REQUIREMENT:
Please work out how many lines below contain the word "true", and reply with only that number.

RECORDS TO USE START

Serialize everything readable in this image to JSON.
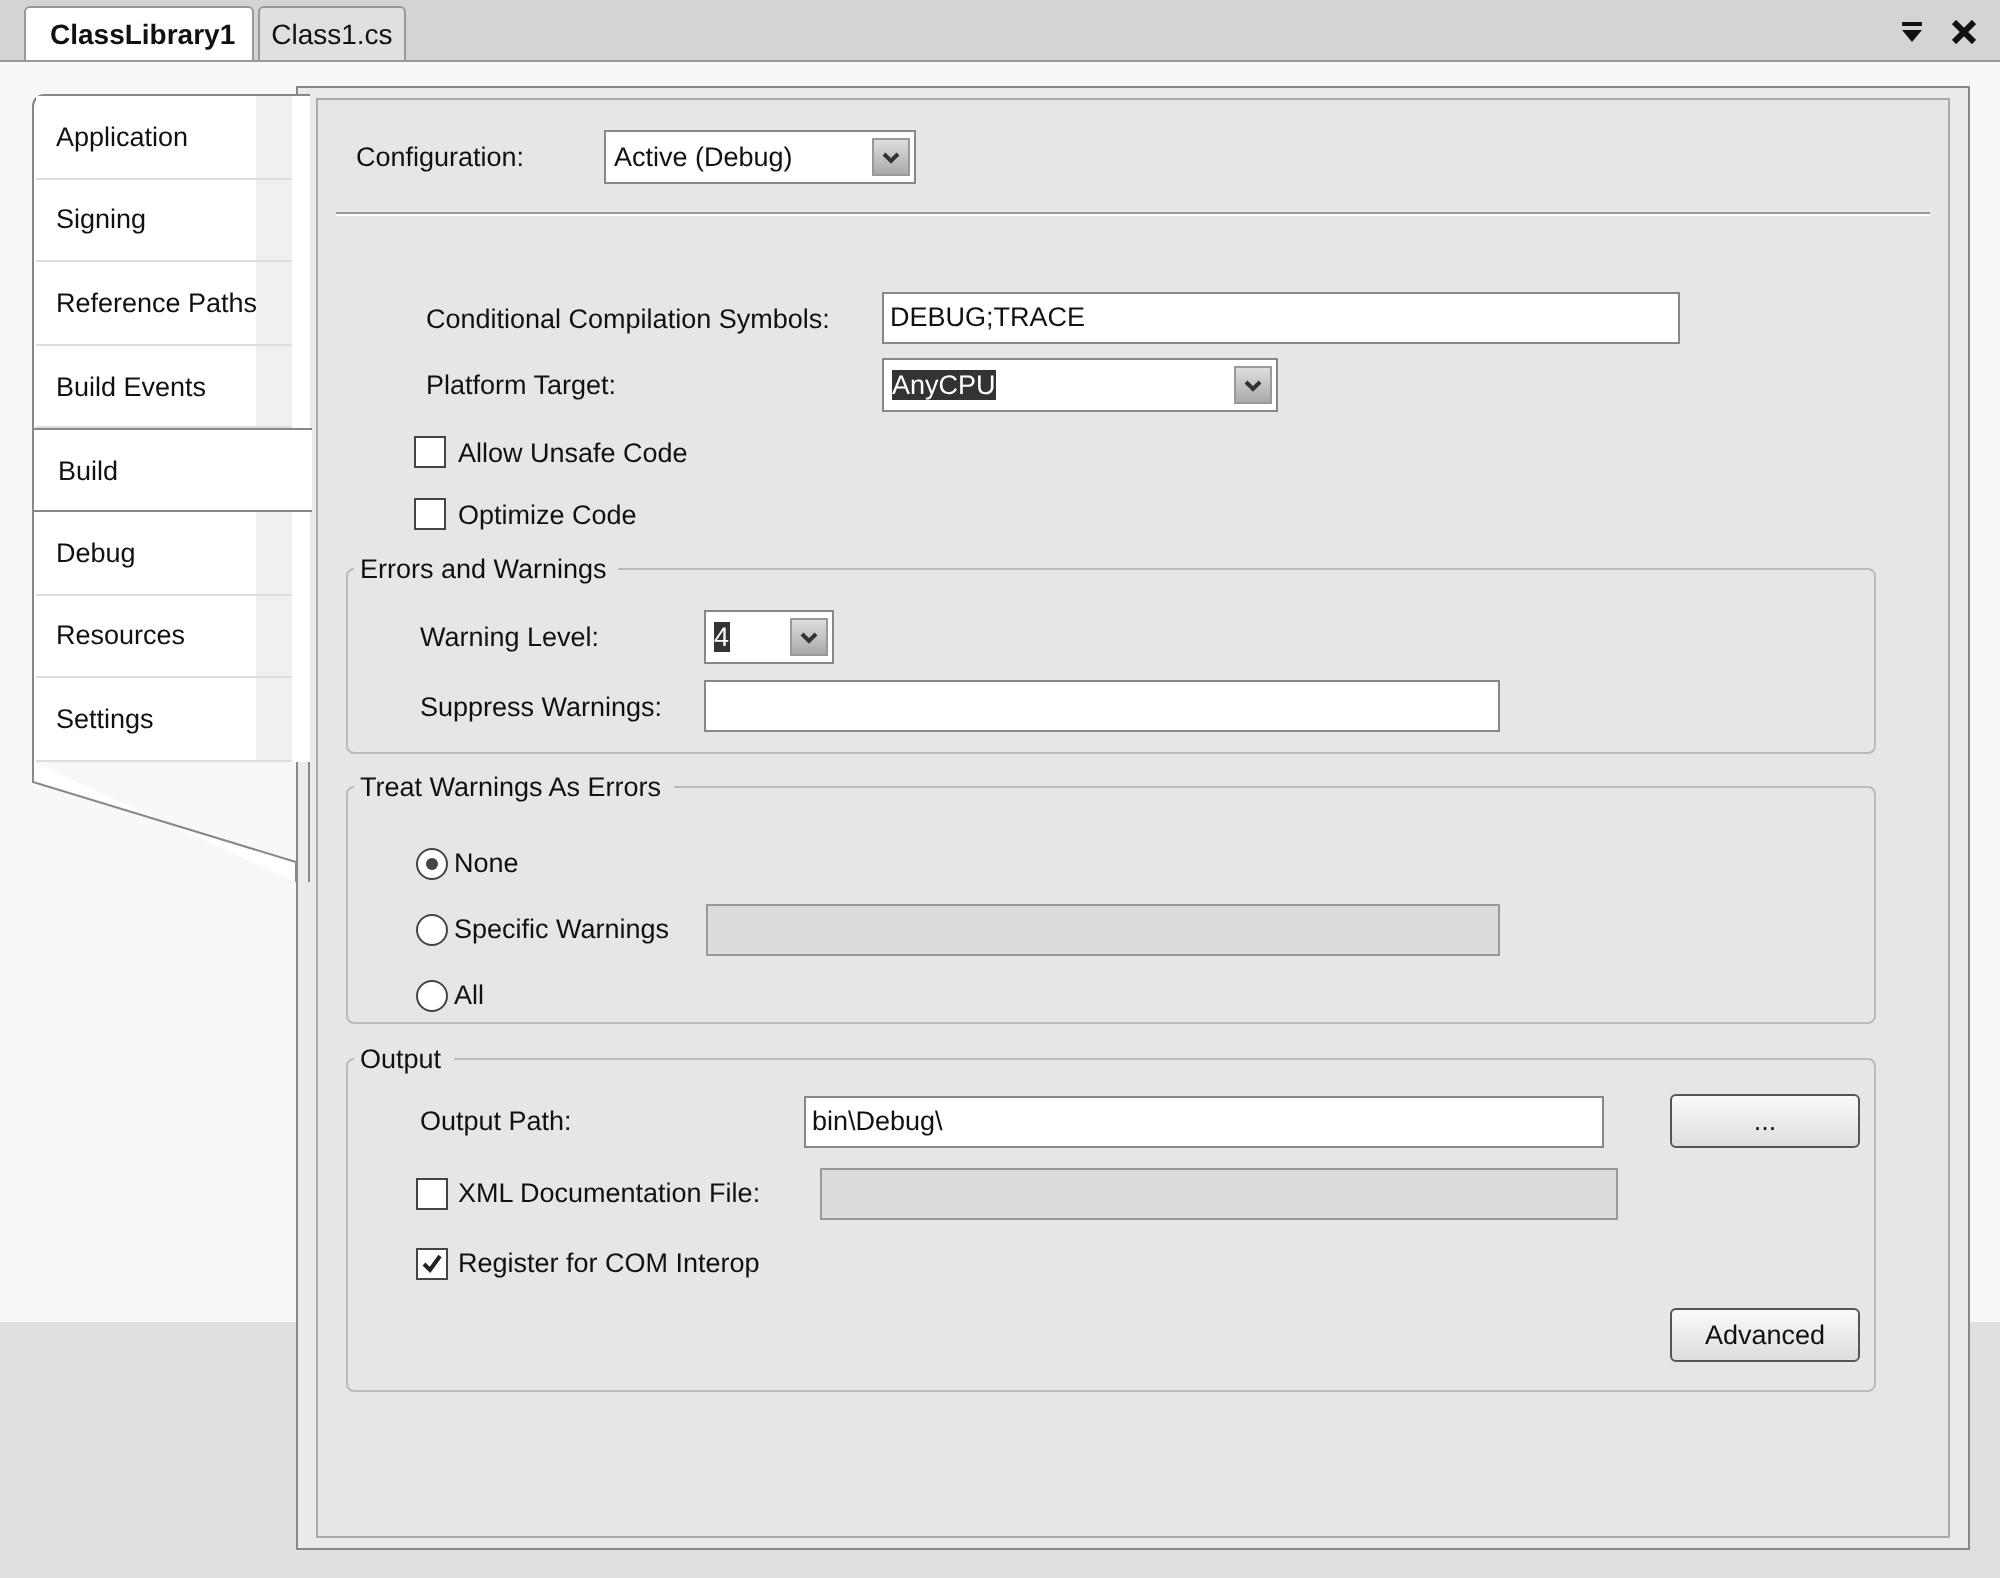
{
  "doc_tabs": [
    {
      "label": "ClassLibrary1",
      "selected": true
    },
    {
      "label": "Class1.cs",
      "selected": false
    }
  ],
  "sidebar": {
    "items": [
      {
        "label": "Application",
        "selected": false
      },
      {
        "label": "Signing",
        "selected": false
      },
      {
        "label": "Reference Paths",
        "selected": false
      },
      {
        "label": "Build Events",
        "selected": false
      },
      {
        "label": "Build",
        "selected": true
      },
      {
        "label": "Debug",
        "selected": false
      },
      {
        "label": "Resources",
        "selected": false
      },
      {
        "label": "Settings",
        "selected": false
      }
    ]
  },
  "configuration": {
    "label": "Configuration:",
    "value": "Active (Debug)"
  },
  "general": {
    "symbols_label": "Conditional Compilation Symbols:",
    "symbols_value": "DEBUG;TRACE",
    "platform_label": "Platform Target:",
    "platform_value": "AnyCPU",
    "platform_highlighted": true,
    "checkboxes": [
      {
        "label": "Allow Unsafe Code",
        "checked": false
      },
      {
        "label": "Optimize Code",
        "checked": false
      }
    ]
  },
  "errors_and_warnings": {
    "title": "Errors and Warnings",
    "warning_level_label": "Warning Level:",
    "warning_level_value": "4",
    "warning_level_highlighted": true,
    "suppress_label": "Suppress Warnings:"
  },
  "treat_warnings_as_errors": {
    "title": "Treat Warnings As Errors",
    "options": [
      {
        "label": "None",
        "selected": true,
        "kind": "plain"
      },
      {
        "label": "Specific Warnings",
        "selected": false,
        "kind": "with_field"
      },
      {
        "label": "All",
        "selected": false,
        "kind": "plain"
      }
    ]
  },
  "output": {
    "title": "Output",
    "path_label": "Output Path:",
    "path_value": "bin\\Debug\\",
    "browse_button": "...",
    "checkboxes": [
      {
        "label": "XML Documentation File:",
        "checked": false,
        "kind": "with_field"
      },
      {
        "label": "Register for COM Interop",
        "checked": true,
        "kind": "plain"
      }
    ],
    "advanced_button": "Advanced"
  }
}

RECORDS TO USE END
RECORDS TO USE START

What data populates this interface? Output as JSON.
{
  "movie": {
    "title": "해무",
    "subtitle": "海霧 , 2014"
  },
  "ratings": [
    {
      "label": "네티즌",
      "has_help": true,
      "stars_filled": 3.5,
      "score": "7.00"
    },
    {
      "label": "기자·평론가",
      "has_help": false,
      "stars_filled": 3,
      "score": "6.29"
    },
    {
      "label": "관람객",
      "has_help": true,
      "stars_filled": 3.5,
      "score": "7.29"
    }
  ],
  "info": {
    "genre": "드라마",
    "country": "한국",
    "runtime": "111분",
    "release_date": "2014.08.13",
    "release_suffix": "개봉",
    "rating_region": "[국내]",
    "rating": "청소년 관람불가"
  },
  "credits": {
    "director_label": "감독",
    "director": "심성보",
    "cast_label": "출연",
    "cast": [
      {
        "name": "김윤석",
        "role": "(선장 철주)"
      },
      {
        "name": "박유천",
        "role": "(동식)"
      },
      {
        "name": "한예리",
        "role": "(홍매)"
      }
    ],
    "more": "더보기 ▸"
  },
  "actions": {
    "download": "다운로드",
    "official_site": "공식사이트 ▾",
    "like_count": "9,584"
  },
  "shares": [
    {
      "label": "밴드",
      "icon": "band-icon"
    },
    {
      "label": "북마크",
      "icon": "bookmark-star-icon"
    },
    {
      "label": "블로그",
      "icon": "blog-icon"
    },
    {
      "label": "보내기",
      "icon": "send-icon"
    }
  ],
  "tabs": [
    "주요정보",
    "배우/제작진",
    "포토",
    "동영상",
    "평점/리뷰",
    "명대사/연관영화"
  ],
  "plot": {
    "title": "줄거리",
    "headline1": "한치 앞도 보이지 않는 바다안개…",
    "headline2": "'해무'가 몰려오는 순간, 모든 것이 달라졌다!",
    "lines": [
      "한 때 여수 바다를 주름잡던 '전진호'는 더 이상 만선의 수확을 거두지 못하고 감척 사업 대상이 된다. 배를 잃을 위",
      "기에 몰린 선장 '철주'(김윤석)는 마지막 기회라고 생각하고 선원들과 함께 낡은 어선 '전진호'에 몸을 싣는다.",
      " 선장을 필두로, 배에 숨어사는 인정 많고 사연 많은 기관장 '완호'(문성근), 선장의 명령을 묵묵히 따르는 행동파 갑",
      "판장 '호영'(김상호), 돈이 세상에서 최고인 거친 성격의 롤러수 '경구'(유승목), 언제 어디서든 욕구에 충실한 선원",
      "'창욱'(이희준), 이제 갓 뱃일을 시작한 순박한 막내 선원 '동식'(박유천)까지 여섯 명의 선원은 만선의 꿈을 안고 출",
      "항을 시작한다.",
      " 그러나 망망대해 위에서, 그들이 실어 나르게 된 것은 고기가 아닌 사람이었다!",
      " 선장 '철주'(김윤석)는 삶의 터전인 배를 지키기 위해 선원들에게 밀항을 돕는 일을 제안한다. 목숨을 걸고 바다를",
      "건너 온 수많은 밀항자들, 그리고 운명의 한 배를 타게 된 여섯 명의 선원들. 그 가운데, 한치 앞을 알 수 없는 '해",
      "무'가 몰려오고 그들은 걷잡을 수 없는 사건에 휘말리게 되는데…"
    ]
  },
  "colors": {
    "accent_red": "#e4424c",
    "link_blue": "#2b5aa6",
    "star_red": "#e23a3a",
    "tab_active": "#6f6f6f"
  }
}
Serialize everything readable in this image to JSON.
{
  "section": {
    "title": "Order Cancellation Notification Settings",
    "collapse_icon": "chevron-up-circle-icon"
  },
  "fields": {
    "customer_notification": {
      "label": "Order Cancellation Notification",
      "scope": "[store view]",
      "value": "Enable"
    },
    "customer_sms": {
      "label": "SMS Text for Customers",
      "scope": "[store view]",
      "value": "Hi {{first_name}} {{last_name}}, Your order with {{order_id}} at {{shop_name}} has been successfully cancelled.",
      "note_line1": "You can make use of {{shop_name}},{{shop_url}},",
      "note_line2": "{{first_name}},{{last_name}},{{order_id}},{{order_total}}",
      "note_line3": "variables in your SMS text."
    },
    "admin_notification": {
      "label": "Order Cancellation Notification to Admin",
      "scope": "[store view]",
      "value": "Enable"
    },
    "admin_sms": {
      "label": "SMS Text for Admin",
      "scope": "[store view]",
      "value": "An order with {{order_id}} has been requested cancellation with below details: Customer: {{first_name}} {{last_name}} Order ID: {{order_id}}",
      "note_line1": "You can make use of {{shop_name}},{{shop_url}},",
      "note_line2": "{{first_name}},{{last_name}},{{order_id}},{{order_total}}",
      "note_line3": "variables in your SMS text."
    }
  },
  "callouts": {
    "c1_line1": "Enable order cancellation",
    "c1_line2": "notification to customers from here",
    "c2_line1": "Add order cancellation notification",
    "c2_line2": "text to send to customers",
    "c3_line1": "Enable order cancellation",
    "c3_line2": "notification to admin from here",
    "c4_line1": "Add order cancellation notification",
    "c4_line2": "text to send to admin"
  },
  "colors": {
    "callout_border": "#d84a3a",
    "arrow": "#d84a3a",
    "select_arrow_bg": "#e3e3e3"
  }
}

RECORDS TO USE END
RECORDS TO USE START

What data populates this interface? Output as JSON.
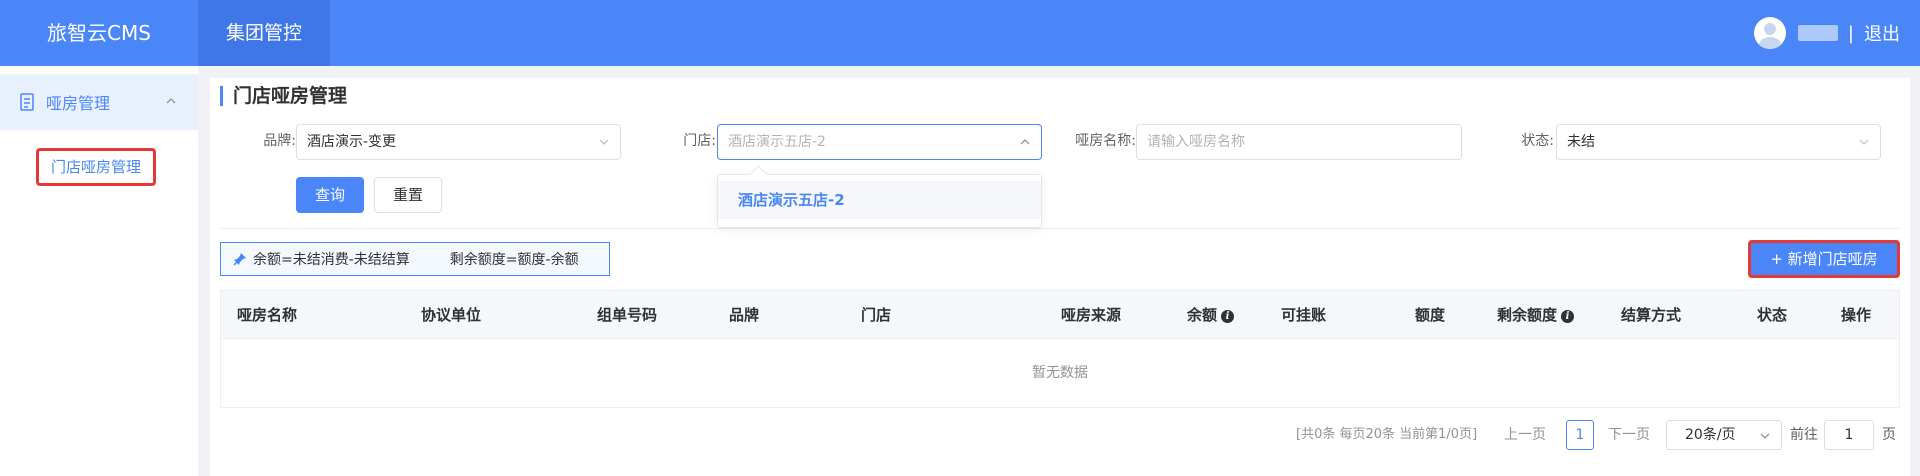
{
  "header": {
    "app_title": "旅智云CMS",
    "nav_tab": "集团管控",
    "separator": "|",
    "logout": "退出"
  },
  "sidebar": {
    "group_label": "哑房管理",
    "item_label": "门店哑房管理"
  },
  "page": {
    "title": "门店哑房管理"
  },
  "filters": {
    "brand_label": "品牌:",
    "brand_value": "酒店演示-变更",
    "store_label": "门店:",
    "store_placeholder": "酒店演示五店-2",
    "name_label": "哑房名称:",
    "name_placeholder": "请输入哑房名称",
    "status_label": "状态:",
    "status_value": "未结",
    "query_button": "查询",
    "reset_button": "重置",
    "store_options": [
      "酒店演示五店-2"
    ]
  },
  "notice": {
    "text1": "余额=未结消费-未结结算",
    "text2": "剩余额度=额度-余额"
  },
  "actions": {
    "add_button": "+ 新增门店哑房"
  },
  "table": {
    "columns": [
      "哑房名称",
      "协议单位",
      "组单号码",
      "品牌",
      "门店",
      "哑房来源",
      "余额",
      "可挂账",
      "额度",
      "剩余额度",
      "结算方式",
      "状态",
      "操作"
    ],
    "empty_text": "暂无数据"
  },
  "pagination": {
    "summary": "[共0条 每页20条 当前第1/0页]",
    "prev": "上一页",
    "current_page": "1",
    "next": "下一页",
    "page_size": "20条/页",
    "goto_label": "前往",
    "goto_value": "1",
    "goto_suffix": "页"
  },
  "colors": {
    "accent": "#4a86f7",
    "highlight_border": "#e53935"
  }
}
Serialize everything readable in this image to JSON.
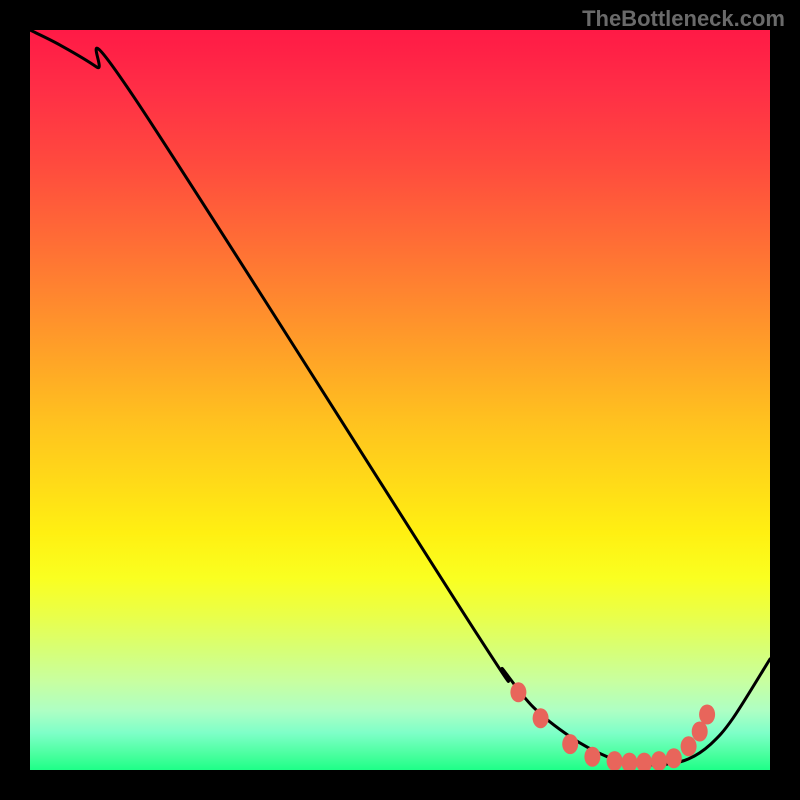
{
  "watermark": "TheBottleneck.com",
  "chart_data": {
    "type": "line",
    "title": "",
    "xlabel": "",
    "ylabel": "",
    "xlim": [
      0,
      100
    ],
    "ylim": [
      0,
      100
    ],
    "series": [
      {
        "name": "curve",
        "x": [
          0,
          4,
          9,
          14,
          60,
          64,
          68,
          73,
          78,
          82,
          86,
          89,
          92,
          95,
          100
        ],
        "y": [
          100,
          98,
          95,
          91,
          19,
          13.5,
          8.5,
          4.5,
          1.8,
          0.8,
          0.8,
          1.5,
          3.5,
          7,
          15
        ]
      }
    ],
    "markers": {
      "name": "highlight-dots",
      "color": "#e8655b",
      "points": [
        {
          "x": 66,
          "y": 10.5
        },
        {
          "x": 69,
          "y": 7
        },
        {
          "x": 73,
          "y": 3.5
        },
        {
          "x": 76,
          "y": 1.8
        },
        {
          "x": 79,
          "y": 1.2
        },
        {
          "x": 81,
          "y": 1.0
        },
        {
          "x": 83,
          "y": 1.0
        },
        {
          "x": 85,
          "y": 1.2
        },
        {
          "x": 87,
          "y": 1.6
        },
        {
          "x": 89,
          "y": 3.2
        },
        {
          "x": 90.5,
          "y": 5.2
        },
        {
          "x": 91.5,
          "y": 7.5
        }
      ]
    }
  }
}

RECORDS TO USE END

PROBLEM SOLUTION:
8